*Exercise description*: Report every line in the records below that holds the word "hàng".

*Exercise data*:
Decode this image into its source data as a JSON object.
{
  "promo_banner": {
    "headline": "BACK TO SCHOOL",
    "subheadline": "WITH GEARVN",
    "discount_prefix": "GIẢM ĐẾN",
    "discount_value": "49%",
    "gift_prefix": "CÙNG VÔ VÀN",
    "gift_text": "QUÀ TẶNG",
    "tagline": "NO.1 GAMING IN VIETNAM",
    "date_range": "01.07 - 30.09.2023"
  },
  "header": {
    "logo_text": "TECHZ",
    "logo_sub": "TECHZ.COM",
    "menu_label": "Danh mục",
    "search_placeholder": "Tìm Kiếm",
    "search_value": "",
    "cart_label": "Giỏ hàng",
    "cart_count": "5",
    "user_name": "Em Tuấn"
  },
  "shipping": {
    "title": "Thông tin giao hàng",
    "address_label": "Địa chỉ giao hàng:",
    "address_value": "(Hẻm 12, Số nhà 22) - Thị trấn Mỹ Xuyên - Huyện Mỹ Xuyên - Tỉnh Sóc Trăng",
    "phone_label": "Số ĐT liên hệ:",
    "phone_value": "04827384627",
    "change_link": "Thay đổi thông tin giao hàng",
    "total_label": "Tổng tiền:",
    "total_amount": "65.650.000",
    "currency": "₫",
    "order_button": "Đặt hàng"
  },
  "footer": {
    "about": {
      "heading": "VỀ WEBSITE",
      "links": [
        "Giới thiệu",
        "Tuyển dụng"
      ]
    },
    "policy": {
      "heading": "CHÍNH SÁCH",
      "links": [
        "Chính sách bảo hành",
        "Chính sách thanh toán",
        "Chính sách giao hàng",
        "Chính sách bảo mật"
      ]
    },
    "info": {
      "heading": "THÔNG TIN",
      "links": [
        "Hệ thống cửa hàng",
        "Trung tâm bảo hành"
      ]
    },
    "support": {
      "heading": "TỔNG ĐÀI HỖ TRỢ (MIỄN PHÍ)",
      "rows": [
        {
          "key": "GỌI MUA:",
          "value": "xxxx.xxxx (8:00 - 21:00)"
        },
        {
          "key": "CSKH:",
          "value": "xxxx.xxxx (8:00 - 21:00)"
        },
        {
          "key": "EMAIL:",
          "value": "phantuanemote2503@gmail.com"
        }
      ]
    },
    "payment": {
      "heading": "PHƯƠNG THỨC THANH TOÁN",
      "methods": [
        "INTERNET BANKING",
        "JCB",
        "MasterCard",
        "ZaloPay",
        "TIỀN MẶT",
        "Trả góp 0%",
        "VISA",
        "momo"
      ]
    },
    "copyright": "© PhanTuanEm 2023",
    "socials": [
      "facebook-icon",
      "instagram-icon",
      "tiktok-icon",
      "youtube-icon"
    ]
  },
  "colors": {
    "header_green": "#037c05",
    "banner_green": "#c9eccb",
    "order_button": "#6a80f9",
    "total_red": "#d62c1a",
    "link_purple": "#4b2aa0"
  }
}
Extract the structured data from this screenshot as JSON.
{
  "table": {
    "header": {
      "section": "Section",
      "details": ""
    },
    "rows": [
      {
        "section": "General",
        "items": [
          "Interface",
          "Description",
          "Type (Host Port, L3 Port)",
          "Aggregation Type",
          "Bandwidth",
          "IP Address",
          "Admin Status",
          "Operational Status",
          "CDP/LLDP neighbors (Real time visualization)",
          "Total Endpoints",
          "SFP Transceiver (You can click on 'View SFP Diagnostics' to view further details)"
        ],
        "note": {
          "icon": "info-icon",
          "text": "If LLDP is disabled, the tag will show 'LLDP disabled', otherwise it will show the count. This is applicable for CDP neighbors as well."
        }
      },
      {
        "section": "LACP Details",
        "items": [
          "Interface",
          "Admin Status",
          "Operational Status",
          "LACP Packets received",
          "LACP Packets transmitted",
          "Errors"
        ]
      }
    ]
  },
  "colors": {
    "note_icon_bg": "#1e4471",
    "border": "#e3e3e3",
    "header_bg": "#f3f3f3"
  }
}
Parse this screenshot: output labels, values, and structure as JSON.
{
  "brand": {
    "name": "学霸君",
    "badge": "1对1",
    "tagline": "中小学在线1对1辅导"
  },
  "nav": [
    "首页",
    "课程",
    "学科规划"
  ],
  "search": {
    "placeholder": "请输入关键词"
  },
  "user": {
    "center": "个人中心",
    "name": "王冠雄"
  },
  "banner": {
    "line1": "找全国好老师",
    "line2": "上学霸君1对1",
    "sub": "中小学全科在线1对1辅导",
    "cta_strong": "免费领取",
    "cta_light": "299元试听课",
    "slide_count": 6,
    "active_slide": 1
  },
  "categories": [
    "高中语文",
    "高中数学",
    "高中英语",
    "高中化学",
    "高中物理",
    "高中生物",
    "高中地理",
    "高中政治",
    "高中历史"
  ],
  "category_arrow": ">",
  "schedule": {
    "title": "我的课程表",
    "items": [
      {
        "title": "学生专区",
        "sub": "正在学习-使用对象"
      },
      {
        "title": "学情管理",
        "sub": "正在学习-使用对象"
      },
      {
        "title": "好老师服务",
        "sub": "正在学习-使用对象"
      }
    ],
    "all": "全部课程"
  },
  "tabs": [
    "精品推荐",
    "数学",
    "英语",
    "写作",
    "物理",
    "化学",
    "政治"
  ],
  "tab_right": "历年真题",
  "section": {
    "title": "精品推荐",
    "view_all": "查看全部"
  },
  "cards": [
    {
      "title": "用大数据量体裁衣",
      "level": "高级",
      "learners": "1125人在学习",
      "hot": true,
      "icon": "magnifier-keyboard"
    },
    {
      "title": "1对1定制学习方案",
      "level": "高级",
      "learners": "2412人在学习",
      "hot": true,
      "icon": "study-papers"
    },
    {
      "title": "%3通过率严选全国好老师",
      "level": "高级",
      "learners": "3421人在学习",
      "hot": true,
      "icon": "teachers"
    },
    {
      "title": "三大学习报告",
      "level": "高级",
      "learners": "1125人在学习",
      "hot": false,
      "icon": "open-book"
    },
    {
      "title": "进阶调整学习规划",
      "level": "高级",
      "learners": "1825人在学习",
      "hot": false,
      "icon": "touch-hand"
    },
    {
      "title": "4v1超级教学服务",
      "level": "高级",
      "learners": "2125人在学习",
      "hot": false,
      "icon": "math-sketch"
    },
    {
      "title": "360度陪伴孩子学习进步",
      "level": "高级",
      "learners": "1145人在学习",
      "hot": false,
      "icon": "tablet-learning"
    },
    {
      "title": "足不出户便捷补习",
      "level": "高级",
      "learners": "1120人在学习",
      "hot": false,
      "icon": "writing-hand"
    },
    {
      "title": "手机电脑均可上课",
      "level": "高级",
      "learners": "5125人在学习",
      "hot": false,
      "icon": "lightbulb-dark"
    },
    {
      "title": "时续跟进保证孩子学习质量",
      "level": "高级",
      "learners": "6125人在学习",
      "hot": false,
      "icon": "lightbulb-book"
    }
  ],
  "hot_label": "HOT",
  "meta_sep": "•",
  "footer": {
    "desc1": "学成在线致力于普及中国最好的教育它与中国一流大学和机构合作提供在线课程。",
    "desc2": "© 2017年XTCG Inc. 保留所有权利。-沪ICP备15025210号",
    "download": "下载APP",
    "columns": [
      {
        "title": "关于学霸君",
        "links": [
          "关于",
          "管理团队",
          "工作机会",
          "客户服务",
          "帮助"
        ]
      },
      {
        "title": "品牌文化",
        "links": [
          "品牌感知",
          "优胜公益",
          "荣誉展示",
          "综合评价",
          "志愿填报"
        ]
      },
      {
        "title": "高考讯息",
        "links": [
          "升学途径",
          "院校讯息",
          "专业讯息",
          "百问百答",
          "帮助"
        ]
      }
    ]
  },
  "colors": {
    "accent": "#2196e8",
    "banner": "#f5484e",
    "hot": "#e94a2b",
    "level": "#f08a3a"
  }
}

*Your response*:
    "cart_label": "Giỏ hàng",
    "title": "Thông tin giao hàng",
    "address_label": "Địa chỉ giao hàng:",
    "change_link": "Thay đổi thông tin giao hàng",
    "order_button": "Đặt hàng"
        "Chính sách giao hàng",
        "Hệ thống cửa hàng",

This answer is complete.